◆ Work task ◆
Lines below that hold the word "Number" must be copied in full.

(Beginning of Extracted records)

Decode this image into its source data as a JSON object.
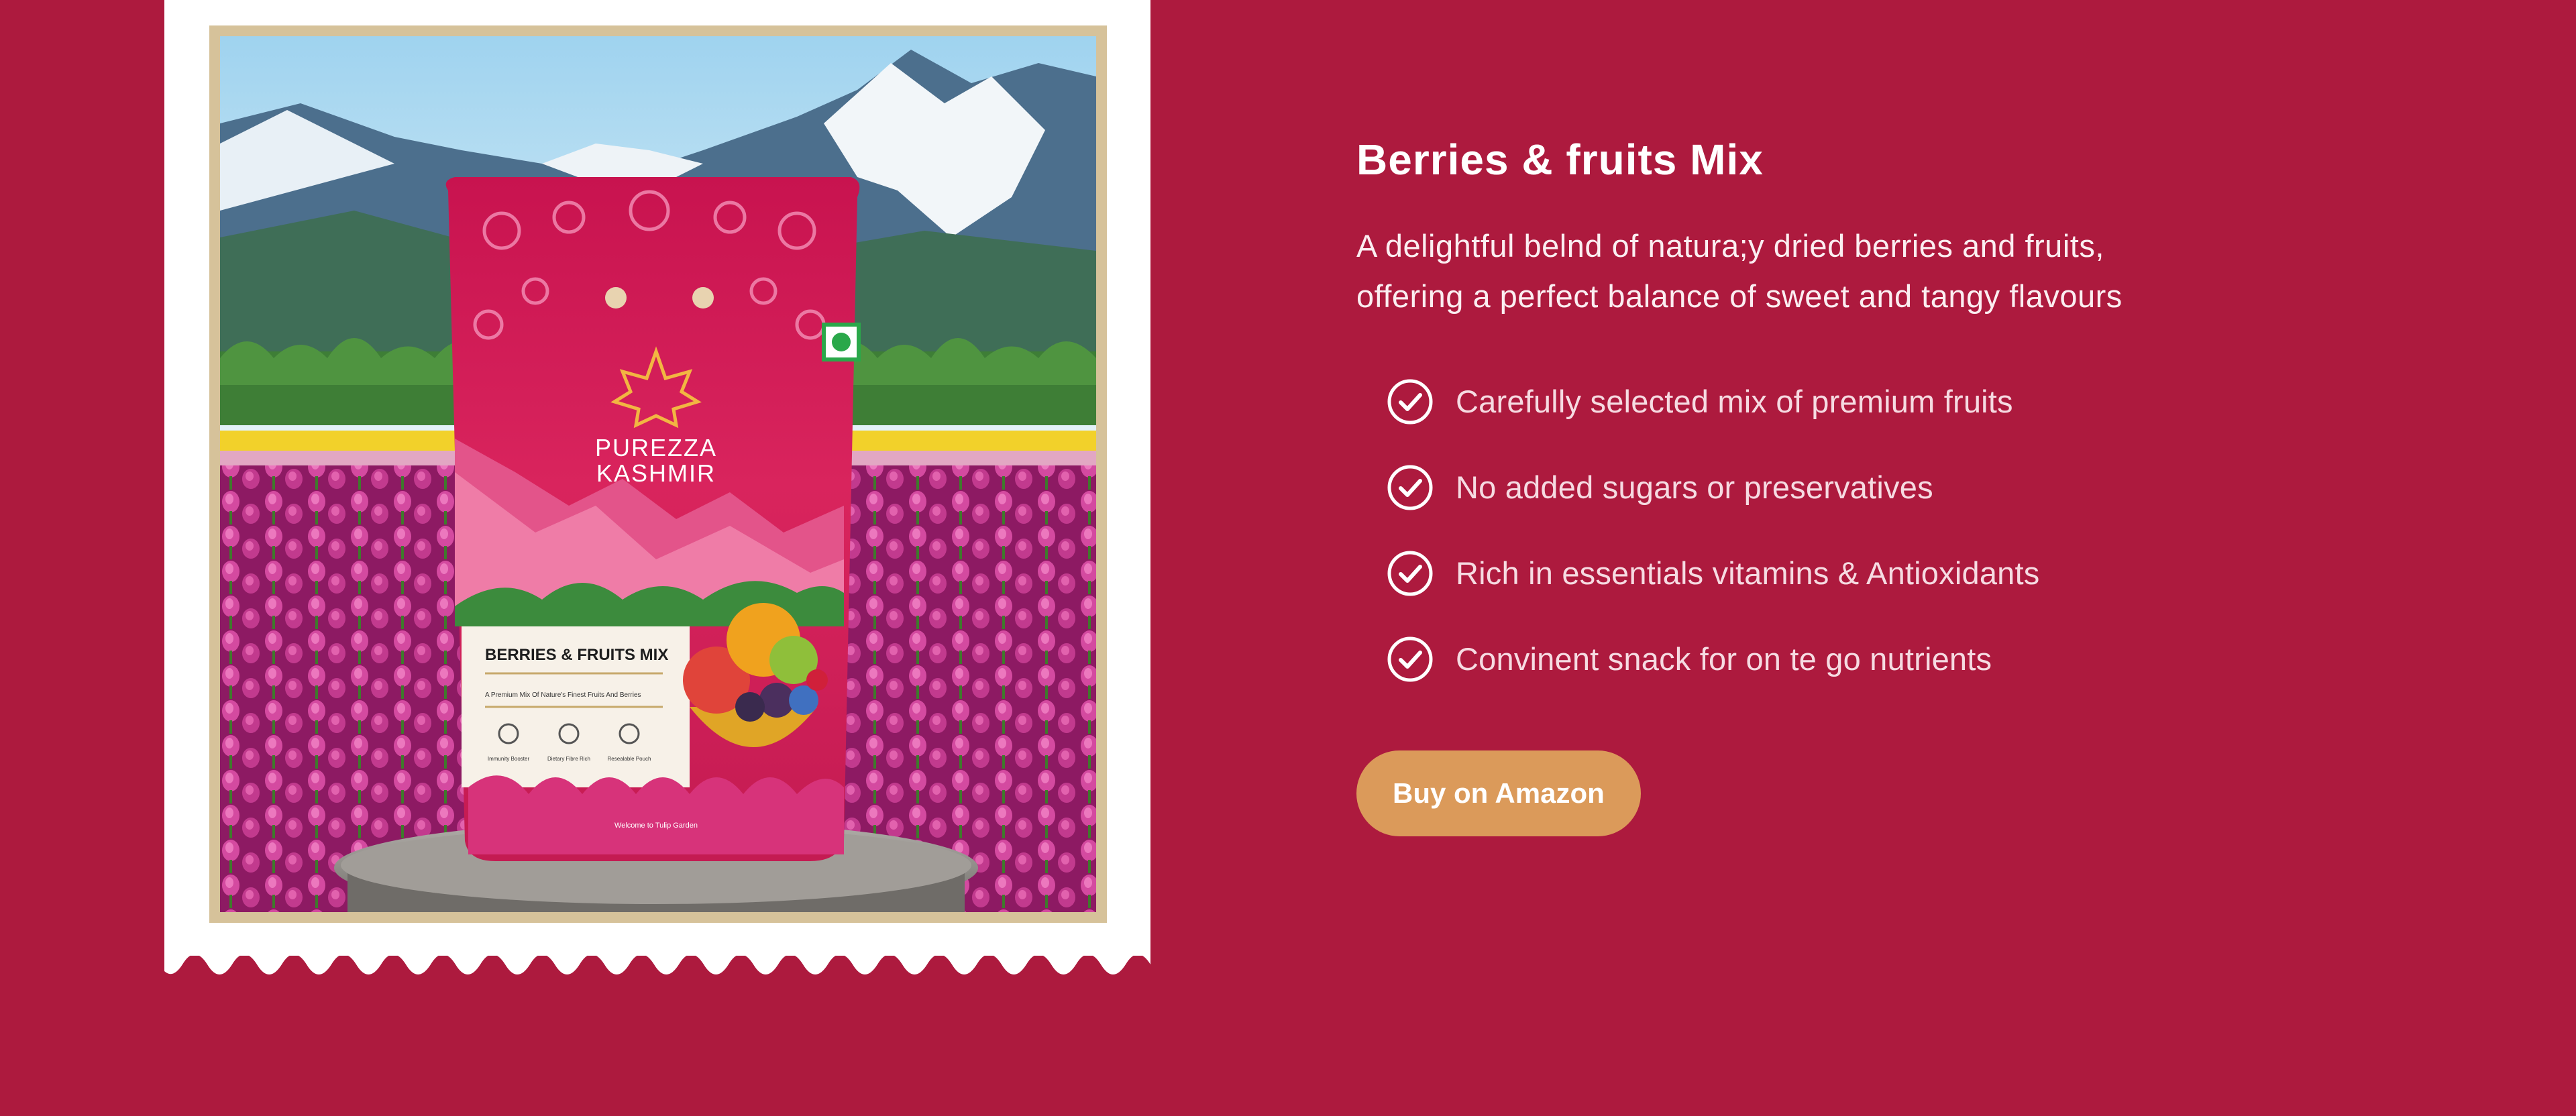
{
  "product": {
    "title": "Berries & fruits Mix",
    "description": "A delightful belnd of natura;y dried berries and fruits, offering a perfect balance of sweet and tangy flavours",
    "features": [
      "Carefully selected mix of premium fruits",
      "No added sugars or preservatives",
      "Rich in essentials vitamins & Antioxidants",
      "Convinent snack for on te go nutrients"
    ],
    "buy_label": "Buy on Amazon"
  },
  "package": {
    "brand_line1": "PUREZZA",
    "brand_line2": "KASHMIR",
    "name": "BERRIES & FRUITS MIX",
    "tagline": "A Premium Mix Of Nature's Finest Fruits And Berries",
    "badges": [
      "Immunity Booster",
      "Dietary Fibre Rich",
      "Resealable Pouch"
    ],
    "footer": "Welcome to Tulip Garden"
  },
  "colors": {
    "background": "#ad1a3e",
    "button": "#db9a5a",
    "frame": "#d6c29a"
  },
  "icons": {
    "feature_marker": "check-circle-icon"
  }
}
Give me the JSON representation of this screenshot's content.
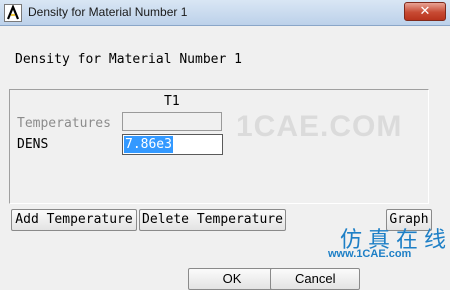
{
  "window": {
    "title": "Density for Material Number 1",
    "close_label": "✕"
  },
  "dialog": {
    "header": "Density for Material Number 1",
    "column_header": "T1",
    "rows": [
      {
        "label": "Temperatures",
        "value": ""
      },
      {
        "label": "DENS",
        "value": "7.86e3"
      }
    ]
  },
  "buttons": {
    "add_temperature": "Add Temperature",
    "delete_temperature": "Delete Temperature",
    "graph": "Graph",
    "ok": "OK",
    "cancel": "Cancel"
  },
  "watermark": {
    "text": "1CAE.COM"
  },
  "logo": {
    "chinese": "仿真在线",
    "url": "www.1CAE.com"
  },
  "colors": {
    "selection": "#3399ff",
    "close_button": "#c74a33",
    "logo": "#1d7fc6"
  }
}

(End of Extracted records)

◆ Result ◆
    "title": "Density for Material Number 1",
    "header": "Density for Material Number 1",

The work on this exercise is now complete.